THIS PROXY SEASON, BIG mutual fund companies and investors alike will get a chance to make their voices heard by corporate executives on key issues. Shareholders will likely file 800 to 900 proposals—also called resolutions—this year with the goal of bringing a variety of initiatives to a vote at annual shareholder meetings. Top issues for 2019 proposals include climate change, corporate political contributions and gender diversity on executive boards. Although management isn’t obligated to act after the shareholders vote on such proposals, a majority vote in favor of a resolution sends a powerful message that executives often heed. Last year, for instance, a 69% vote in favor of disclosures on firearm safety at gunmaker Sturm Ruger prompted the firm to follow suit. In 2017, Exxon-Mobil agreed to produce reports on climate…

2 min.
personal finance lessons from a pro

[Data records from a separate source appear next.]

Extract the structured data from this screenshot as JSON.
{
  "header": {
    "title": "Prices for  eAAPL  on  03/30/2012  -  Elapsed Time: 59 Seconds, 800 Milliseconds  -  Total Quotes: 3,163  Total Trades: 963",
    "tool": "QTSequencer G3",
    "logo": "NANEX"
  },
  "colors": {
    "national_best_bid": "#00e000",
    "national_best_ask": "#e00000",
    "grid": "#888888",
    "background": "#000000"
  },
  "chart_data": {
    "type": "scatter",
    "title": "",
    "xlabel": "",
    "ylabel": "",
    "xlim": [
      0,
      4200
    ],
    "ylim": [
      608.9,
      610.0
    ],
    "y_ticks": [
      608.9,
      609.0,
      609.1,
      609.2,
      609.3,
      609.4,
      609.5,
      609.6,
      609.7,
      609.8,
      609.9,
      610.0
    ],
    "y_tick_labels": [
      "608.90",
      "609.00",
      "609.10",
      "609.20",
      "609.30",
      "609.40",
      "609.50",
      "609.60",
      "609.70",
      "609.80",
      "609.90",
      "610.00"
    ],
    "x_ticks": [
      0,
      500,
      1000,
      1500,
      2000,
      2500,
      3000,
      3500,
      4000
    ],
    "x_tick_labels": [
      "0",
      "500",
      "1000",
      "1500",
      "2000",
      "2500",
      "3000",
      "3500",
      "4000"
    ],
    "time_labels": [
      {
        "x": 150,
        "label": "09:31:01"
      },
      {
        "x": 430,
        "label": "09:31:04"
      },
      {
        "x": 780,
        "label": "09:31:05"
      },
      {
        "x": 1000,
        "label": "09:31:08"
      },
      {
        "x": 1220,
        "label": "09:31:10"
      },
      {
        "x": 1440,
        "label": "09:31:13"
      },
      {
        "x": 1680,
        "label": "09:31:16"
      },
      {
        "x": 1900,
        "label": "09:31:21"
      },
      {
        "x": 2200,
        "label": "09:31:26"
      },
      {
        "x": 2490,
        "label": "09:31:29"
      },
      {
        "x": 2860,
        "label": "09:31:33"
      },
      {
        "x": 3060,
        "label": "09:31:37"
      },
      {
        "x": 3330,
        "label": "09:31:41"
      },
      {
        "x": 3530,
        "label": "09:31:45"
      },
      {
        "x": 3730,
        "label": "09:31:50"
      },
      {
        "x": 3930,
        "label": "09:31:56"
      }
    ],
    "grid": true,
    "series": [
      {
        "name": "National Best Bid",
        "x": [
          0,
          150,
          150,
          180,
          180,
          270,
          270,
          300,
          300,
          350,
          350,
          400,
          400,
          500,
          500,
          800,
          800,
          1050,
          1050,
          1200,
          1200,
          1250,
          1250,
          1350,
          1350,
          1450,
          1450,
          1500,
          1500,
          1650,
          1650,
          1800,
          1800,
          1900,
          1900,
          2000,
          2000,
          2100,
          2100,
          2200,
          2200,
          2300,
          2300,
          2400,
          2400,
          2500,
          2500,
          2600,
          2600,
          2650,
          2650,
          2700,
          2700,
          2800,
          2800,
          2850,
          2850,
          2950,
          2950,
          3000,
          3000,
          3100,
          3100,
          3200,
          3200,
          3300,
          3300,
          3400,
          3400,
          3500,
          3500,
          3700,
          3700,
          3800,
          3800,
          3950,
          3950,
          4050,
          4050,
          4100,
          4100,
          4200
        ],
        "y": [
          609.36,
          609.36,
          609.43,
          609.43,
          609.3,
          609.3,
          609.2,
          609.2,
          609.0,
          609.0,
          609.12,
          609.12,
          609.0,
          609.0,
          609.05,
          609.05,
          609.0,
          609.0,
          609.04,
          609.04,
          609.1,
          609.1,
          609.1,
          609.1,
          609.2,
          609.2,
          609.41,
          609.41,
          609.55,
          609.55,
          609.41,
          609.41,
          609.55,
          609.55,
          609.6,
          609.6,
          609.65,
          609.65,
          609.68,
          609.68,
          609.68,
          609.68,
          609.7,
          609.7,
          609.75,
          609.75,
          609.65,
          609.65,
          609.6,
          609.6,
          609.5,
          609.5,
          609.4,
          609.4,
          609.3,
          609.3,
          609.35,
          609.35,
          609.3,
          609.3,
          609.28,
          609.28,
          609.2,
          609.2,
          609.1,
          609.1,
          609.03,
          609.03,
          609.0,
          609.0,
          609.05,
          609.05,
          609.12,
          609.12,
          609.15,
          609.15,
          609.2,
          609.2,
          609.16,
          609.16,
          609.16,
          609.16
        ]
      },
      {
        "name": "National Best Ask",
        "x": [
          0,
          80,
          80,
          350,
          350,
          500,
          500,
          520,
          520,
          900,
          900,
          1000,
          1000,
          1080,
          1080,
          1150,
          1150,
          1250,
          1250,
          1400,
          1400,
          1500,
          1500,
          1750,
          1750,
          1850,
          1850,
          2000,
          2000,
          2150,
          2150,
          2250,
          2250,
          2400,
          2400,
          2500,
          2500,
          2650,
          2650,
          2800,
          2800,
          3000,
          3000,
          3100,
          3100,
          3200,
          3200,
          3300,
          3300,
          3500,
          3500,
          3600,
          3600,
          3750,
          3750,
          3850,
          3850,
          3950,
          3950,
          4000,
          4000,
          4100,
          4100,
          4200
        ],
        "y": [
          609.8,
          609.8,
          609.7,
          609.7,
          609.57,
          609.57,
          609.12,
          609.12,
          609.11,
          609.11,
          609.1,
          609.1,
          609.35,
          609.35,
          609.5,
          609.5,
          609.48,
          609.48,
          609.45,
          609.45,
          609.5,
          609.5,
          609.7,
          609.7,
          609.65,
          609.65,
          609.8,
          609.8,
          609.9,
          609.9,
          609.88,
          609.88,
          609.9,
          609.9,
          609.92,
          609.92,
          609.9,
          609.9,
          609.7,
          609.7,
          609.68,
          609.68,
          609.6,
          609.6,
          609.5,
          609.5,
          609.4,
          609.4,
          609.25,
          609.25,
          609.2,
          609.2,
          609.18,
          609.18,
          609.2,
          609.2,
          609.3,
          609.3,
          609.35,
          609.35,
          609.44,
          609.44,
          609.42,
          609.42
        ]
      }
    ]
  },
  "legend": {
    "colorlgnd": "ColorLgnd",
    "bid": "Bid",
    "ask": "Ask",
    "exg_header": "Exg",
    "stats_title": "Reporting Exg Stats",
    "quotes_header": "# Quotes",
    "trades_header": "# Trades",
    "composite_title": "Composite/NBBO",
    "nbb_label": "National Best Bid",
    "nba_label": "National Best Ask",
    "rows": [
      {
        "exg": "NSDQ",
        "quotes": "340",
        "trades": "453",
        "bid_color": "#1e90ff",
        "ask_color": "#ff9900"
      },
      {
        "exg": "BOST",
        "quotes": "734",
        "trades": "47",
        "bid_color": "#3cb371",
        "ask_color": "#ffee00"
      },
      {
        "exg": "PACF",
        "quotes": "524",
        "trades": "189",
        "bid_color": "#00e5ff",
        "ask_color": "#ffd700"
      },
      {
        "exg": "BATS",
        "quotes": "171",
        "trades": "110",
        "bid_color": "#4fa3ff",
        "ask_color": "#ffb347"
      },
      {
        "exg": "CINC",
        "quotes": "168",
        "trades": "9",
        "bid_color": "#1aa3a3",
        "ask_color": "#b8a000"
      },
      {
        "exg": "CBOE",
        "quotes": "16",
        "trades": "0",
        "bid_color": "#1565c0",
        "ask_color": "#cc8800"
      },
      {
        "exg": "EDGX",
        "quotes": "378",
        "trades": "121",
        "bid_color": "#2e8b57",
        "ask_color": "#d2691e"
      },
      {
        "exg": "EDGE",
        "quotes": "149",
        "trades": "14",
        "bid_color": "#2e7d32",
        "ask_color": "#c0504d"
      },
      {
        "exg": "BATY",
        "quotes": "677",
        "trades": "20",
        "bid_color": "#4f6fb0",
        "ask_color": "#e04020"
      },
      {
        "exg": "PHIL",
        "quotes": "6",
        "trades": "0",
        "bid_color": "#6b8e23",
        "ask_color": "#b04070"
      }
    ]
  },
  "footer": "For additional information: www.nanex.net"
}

Brandon Copeland is an NFL linebacker who currently plays for the New York Jets. He teaches a college course on personal finance to undergraduates at his alma mater, the University of Pennsylvania. Early in your NFL career, you traded stock options and flipped houses in Detroit on the side. Why jump to personal finance education now? Something I’ve always wanted to do is to make financial knowledge public and accessible. Whether I’m talking to family and friends about investing or teaching students about Roth IRAs, the goal is to make the information available and humble—not overwhelming. College students don’t seem like the most receptive crowd for retirement planning. Where do you start? You’d be surprised! These things might be far off, and it’s hard to care about a decision that’s years away,…